INSTRUCTIONS FOR THE TASK: Search the material for the word "object" and copy each line that holds it.
Start of Block
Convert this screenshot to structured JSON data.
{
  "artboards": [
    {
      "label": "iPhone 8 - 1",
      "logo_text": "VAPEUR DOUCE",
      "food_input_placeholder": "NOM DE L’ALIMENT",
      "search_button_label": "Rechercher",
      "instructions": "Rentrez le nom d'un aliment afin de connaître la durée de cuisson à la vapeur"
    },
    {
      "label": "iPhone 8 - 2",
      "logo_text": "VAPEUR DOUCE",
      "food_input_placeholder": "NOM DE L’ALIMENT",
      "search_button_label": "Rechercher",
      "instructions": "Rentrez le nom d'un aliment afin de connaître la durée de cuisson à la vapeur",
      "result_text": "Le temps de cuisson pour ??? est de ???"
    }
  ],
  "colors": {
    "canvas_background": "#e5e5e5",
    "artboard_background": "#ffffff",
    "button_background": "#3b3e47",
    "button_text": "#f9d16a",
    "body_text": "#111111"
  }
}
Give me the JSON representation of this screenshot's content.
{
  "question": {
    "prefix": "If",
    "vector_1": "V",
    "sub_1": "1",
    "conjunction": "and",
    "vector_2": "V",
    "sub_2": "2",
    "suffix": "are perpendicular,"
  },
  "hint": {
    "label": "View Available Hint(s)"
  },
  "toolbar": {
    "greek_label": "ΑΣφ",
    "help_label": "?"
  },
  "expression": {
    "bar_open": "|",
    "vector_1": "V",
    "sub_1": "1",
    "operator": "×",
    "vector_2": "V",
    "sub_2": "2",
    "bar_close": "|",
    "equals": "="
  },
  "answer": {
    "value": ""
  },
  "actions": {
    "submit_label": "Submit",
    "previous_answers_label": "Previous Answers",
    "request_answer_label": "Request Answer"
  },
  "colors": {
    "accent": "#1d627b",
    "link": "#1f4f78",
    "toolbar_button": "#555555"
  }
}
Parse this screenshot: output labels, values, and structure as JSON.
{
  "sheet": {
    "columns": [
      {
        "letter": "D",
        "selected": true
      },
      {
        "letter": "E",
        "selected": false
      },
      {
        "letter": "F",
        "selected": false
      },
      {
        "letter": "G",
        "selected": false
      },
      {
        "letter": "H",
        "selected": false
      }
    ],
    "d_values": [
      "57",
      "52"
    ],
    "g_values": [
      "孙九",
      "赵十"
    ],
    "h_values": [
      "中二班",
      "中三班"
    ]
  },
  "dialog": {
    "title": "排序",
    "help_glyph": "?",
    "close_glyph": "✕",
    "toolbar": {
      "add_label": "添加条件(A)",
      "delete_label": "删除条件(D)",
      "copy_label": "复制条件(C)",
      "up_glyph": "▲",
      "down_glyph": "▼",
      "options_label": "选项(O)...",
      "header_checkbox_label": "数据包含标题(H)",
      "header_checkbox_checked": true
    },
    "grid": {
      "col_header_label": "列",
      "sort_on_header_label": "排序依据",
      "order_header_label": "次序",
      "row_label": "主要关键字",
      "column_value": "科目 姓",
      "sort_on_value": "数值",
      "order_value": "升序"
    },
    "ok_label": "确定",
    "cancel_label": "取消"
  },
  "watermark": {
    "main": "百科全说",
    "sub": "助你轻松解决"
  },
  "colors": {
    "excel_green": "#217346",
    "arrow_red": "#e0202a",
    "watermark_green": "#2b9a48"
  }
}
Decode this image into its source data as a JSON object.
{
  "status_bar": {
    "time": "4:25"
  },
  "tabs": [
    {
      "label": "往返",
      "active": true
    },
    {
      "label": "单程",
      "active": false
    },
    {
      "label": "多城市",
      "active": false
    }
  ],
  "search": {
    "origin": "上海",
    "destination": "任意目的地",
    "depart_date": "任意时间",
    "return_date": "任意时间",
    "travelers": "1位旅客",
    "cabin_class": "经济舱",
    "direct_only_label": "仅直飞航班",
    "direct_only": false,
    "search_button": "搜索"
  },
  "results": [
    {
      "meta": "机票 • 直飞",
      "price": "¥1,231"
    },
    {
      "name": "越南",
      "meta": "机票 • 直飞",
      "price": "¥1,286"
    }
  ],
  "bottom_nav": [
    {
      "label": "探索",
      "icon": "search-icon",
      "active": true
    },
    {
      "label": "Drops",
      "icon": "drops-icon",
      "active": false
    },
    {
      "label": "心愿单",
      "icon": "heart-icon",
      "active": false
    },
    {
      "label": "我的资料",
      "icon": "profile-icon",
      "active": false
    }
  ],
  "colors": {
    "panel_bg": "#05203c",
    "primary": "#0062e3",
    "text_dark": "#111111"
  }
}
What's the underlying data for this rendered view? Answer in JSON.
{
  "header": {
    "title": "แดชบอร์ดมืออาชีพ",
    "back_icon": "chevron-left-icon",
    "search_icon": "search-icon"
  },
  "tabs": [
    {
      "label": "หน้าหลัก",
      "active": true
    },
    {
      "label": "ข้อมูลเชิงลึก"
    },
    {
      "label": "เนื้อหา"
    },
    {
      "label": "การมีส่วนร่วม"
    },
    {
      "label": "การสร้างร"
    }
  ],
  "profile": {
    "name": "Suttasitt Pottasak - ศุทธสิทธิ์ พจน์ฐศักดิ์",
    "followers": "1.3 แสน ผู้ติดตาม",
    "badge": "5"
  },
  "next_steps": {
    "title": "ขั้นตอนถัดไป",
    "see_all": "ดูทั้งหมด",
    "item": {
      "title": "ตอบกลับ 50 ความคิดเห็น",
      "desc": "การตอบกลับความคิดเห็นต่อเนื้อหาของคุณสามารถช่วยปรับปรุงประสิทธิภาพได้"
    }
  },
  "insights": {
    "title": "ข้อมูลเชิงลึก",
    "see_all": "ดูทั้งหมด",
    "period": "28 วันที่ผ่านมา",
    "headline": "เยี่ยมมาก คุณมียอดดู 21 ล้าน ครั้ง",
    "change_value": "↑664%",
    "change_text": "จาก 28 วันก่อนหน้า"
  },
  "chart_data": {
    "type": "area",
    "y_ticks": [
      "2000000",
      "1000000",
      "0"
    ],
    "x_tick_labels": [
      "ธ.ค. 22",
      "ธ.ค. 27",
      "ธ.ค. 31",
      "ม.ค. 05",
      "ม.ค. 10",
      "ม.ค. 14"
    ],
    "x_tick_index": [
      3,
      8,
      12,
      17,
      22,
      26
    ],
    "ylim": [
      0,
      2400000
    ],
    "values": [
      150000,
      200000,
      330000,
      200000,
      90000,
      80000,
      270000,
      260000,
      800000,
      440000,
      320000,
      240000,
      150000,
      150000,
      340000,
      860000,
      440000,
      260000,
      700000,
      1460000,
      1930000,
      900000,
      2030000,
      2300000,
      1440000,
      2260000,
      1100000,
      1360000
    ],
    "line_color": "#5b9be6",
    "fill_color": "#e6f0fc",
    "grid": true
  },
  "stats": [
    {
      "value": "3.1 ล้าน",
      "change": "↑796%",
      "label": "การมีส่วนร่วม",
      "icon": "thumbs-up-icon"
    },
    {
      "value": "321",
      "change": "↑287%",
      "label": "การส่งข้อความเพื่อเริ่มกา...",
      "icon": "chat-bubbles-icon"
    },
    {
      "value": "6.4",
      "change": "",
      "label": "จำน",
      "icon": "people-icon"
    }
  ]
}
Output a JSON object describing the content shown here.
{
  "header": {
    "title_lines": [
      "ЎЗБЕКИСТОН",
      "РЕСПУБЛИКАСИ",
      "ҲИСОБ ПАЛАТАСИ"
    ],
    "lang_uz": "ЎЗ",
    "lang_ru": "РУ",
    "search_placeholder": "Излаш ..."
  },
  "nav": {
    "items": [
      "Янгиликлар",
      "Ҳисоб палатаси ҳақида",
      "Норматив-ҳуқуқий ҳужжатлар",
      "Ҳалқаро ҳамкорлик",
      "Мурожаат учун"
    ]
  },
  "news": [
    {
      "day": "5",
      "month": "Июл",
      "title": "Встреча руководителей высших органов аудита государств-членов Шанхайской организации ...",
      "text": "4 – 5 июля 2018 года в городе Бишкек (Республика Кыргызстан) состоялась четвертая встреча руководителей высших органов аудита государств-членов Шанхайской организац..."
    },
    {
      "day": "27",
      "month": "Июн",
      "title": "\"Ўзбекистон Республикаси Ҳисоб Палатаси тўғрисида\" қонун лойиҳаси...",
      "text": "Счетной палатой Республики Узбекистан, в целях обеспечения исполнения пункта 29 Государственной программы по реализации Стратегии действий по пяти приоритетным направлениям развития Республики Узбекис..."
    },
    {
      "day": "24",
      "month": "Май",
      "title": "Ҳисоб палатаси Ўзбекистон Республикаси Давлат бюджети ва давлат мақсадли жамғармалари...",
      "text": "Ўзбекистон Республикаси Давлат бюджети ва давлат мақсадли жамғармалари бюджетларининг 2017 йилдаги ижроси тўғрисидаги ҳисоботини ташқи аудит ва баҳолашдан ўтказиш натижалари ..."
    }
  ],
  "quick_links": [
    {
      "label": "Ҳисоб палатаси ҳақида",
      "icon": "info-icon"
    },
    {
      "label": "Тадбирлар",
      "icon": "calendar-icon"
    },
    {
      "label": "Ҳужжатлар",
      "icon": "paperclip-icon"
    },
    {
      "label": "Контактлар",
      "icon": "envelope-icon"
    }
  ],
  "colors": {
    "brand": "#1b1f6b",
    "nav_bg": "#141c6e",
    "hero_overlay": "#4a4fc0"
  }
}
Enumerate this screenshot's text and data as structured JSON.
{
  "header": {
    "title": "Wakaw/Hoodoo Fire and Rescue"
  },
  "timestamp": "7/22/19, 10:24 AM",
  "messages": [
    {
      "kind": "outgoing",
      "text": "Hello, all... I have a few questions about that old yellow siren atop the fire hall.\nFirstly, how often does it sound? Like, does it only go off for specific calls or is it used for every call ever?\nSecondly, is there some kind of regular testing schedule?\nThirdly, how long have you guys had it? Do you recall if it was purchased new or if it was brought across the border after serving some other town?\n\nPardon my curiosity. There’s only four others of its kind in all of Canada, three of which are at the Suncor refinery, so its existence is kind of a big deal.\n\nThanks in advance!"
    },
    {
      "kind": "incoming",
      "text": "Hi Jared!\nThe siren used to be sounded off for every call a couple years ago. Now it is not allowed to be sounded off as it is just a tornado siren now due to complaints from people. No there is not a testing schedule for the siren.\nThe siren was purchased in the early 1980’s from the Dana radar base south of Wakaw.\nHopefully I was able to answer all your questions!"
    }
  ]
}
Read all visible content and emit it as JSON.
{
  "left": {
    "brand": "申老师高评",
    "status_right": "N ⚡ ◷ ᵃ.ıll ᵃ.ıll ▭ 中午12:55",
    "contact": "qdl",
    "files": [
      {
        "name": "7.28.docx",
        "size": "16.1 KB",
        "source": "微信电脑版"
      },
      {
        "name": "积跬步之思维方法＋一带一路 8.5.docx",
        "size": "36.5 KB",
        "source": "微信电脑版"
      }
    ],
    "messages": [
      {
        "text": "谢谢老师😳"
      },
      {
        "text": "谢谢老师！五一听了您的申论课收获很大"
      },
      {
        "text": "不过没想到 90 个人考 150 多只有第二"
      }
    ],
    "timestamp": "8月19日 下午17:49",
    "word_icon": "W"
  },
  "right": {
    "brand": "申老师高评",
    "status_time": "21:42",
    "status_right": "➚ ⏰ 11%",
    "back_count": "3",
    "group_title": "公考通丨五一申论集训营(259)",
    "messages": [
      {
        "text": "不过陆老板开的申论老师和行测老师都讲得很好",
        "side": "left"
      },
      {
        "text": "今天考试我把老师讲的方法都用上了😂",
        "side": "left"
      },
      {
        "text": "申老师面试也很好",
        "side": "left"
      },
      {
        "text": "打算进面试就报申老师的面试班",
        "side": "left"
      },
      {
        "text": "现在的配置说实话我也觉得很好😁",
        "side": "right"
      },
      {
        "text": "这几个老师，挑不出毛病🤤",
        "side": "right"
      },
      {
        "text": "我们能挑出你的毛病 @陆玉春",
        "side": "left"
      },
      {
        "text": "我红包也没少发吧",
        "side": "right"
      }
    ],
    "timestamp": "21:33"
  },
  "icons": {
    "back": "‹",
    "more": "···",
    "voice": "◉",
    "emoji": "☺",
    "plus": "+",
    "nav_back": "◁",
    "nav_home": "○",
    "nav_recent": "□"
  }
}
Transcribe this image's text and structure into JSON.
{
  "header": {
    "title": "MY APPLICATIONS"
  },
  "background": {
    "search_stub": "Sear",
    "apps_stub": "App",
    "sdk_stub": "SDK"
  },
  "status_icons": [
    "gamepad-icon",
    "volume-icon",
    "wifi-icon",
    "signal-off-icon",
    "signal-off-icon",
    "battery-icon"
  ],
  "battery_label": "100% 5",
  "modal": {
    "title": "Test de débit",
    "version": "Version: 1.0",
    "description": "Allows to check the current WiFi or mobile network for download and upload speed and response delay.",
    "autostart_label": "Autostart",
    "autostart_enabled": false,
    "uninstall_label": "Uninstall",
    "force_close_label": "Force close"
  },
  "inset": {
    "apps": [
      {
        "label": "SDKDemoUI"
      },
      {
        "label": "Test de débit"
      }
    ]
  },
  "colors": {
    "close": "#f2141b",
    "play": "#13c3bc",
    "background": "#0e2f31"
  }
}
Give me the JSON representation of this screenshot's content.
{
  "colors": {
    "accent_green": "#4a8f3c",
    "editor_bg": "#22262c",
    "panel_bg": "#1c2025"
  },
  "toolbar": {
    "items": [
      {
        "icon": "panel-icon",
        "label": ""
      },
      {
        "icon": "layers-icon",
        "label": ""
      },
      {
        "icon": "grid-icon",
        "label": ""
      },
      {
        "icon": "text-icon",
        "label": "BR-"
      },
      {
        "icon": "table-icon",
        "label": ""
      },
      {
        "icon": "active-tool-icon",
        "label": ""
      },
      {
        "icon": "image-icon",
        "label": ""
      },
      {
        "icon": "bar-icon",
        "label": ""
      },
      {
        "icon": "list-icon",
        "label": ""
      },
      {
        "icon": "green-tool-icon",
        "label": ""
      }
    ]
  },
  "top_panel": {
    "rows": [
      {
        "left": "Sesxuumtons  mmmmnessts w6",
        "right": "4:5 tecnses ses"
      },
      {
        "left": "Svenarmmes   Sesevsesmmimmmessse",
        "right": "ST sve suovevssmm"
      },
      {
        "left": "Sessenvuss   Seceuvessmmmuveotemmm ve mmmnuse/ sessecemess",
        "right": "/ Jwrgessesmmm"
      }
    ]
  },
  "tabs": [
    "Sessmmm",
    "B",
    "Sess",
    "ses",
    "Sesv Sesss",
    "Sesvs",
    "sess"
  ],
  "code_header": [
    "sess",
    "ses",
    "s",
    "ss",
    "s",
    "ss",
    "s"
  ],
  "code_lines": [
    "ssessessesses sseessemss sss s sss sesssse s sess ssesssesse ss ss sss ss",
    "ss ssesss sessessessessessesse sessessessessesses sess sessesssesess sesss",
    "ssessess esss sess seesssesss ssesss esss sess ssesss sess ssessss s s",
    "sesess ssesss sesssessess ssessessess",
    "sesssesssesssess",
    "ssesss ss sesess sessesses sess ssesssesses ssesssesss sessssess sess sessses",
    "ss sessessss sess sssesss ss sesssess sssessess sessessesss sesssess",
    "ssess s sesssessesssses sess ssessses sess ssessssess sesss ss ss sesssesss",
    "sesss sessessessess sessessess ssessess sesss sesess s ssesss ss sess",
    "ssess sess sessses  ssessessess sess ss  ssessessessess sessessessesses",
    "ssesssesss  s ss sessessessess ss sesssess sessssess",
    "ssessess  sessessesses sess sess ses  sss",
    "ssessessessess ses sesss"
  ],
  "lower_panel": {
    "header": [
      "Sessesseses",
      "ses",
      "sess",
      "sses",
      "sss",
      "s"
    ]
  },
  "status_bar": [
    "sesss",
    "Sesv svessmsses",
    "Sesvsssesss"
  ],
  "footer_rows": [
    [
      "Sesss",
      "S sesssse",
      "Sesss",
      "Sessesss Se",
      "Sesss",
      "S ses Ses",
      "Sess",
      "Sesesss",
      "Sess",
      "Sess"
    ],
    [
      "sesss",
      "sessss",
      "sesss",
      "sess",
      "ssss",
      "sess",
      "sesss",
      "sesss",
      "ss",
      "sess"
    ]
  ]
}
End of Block
TASK ANSWER:
Decode this image into its source data as a JSON object.
Output a JSON object describing the content shown here.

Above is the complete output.